Indonesia World’s Top Shark Killer: FAO

Indonesia World’s Top Shark Killer: FAO
Photo Credit:Malkusch Markus@Flickr CC BY 2.0
What you need to know

Indonesia remains the largest killer of sharks in the world, despite declining demand for shark fins in China and Hong Kong, the two largest consumers of shark fins.

Indonesia is the world's No. 1 killer of sharks, according to a report by the U.N.'s Food and Agriculture Organization (FAO).

The report, “State of the Global Market for Shark Products,” shows taht Indonesia’s shark fishing industry accounts for 13 percent of the world’s total, with India coming in second at 9 percent. An average of 109,000 metric tonnes of sharks were caught in Indonesian waters between 2000 and 2011.

Sharks are hunted mainly for their fins, which are considered a delicacy by ethnic Chinese around the world. China, Hong Kong, and Taiwan are the main consuming countries.

Although Indonesia has banned the fishing of certain shark species, Greenpeace Indonesia reports that between January 2013 and March 2015, the value of exports of shark fins from Indonesia surpassed US$2 million.

Taiwan remains the fourth largest shark fishing country, accounting for 5 percent of the total. In February, heaps of shark carcasses were found with their fins cut off in Hsinchu. The discovery prompted the EU to issue a yellow card against Taiwan.

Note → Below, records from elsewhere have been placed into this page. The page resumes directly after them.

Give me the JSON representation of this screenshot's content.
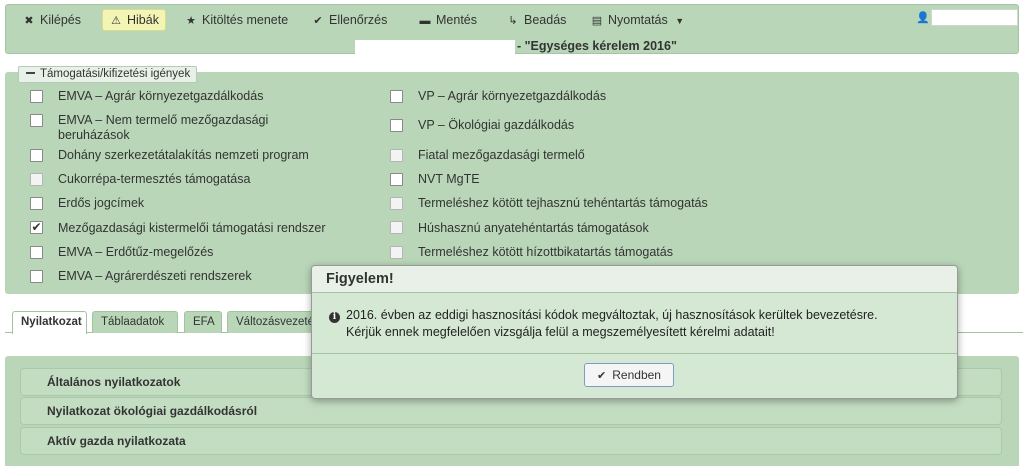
{
  "toolbar": {
    "items": [
      {
        "label": "Kilépés",
        "icon": "close-icon",
        "glyph": "✖"
      },
      {
        "label": "Hibák",
        "icon": "warning-icon",
        "glyph": "⚠"
      },
      {
        "label": "Kitöltés menete",
        "icon": "star-icon",
        "glyph": "★"
      },
      {
        "label": "Ellenőrzés",
        "icon": "check-icon",
        "glyph": "✔"
      },
      {
        "label": "Mentés",
        "icon": "save-icon",
        "glyph": "▬"
      },
      {
        "label": "Beadás",
        "icon": "send-icon",
        "glyph": "↳"
      },
      {
        "label": "Nyomtatás",
        "icon": "print-icon",
        "glyph": "▤"
      }
    ],
    "print_caret": "▼",
    "user_glyph": "👤",
    "title": "- \"Egységes kérelem 2016\""
  },
  "panel": {
    "legend": "Támogatási/kifizetési igények",
    "left": [
      {
        "label": "EMVA – Agrár környezetgazdálkodás",
        "checked": false,
        "disabled": false
      },
      {
        "label": "EMVA – Nem termelő mezőgazdasági beruházások",
        "checked": false,
        "disabled": false
      },
      {
        "label": "Dohány szerkezetátalakítás nemzeti program",
        "checked": false,
        "disabled": false
      },
      {
        "label": "Cukorrépa-termesztés támogatása",
        "checked": false,
        "disabled": true
      },
      {
        "label": "Erdős jogcímek",
        "checked": false,
        "disabled": false
      },
      {
        "label": "Mezőgazdasági kistermelői támogatási rendszer",
        "checked": true,
        "disabled": false
      },
      {
        "label": "EMVA – Erdőtűz-megelőzés",
        "checked": false,
        "disabled": false
      },
      {
        "label": "EMVA – Agrárerdészeti rendszerek",
        "checked": false,
        "disabled": false
      }
    ],
    "right": [
      {
        "label": "VP – Agrár környezetgazdálkodás",
        "checked": false,
        "disabled": false
      },
      {
        "label": "VP – Ökológiai gazdálkodás",
        "checked": false,
        "disabled": false
      },
      {
        "label": "Fiatal mezőgazdasági termelő",
        "checked": false,
        "disabled": true
      },
      {
        "label": "NVT MgTE",
        "checked": false,
        "disabled": false
      },
      {
        "label": "Termeléshez kötött tejhasznú tehéntartás támogatás",
        "checked": false,
        "disabled": true
      },
      {
        "label": "Húshasznú anyatehéntartás támogatások",
        "checked": false,
        "disabled": true
      },
      {
        "label": "Termeléshez kötött hízottbikatartás támogatás",
        "checked": false,
        "disabled": true
      }
    ]
  },
  "tabs": [
    "Nyilatkozat",
    "Táblaadatok",
    "EFA",
    "Változásvezetés"
  ],
  "accordion": [
    "Általános nyilatkozatok",
    "Nyilatkozat ökológiai gazdálkodásról",
    "Aktív gazda nyilatkozata"
  ],
  "dialog": {
    "title": "Figyelem!",
    "info_glyph": "i",
    "line1": "2016. évben az eddigi hasznosítási kódok megváltoztak, új hasznosítások kerültek bevezetésre.",
    "line2": "Kérjük ennek megfelelően vizsgálja felül a megszemélyesített kérelmi adatait!",
    "ok_glyph": "✔",
    "ok_label": "Rendben"
  },
  "colors": {
    "panel_bg": "#b9d7b8",
    "active_tab_bg": "#ffffff",
    "highlight": "#f3f5b5",
    "button_border": "#7b9fc4"
  }
}
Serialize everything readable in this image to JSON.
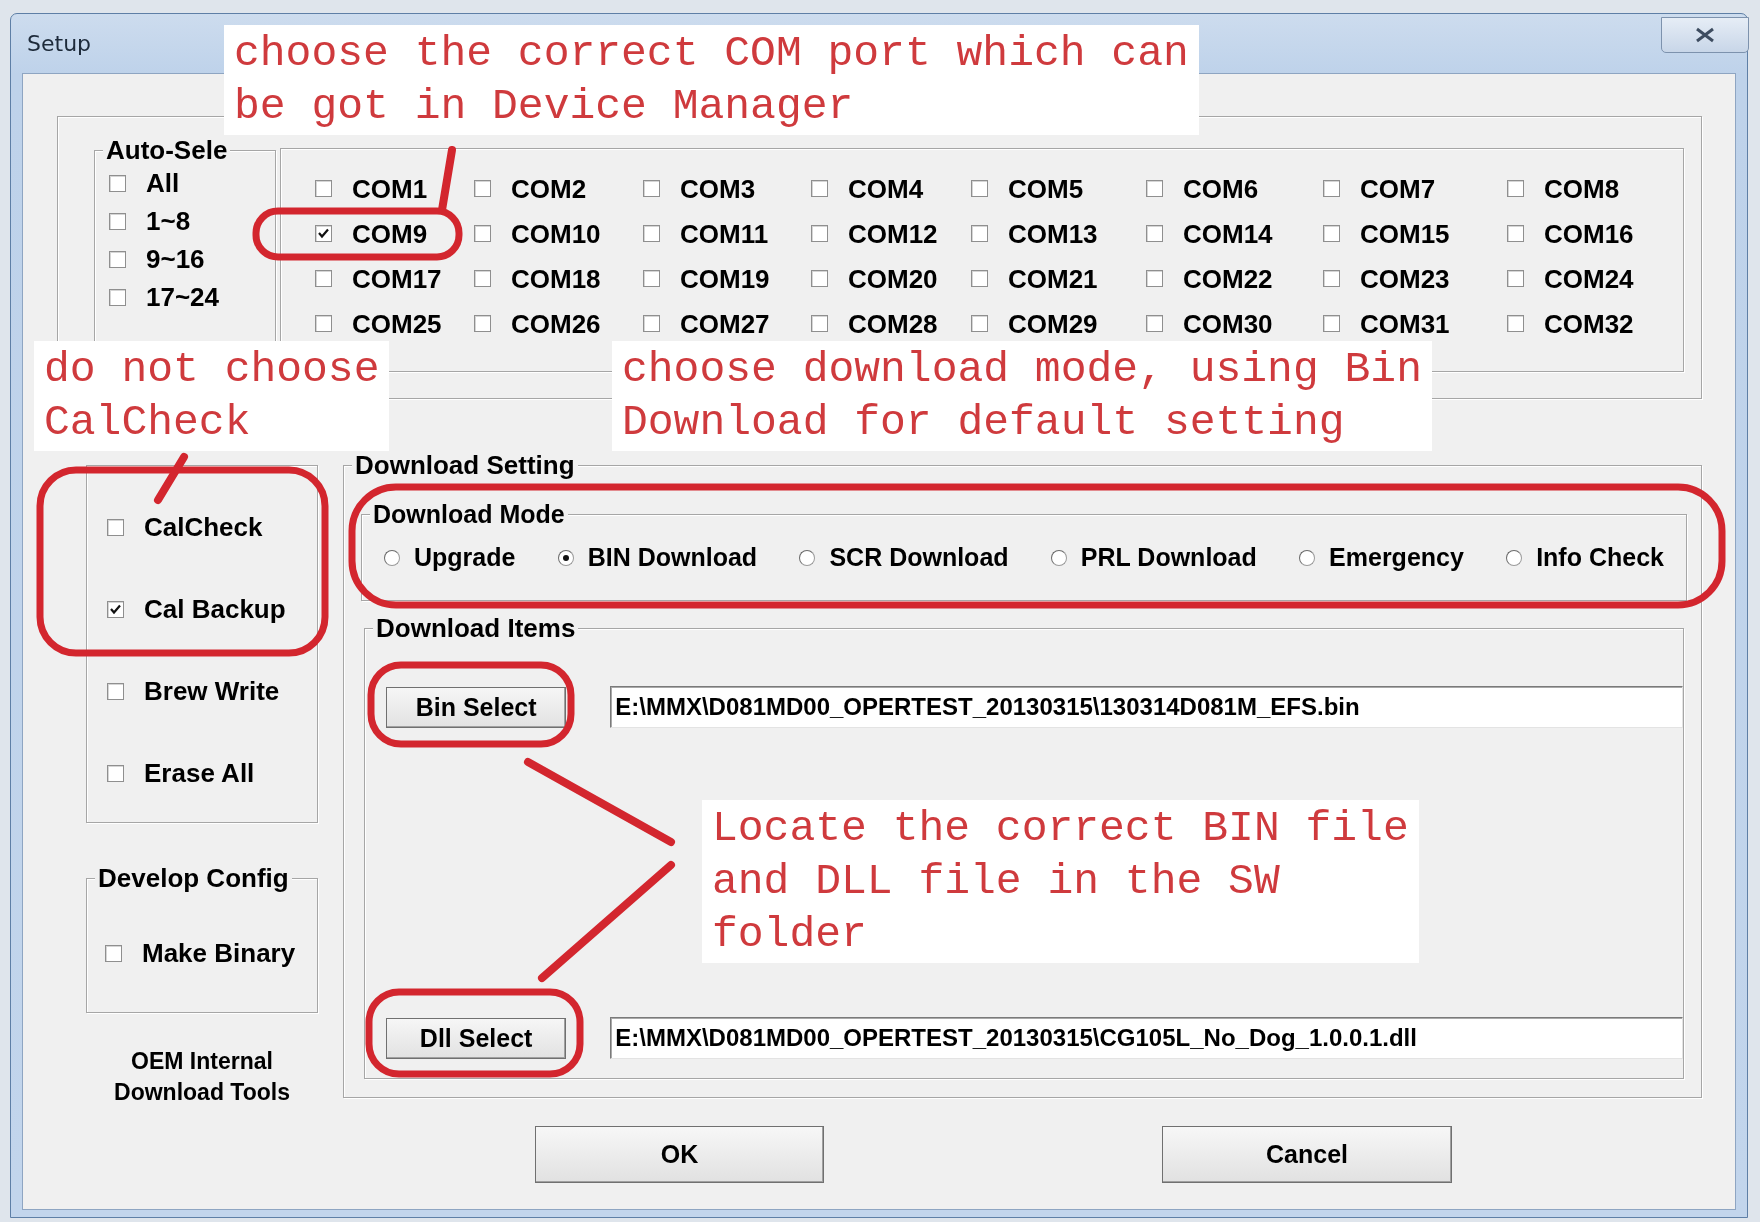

Campaigns to stop consumption of shark fins are helping raise awareness among younger Chinese, and shark fin sales have been declining. The World Wildlife Foundation (WWF) Hong Kong reported a 30 percent drop in shark fin imports in 2013. Sales of shark fin in Guangzhou, China’s main shark fin trading hub, also decreased by up to 82 percent in 2013, Time magazine reports.

Taiwanese pop star Jay Chou (周杰倫) has joined the fight to stop the consumption of shark fins, endorsing WildAid’s 2016 campaign and starring in a series of advertisements urging people to stop eating and purchasing shark fin.


Sharks take a long time to reach sexual maturity and reproduce, leaving them vulnerable to overfishing, according to WWF. An estimated 100 million sharks are killed every year, and 73 million of those are killed for their fins.

First Editor: Olivia Yang
Second Editor: J. Michael Cole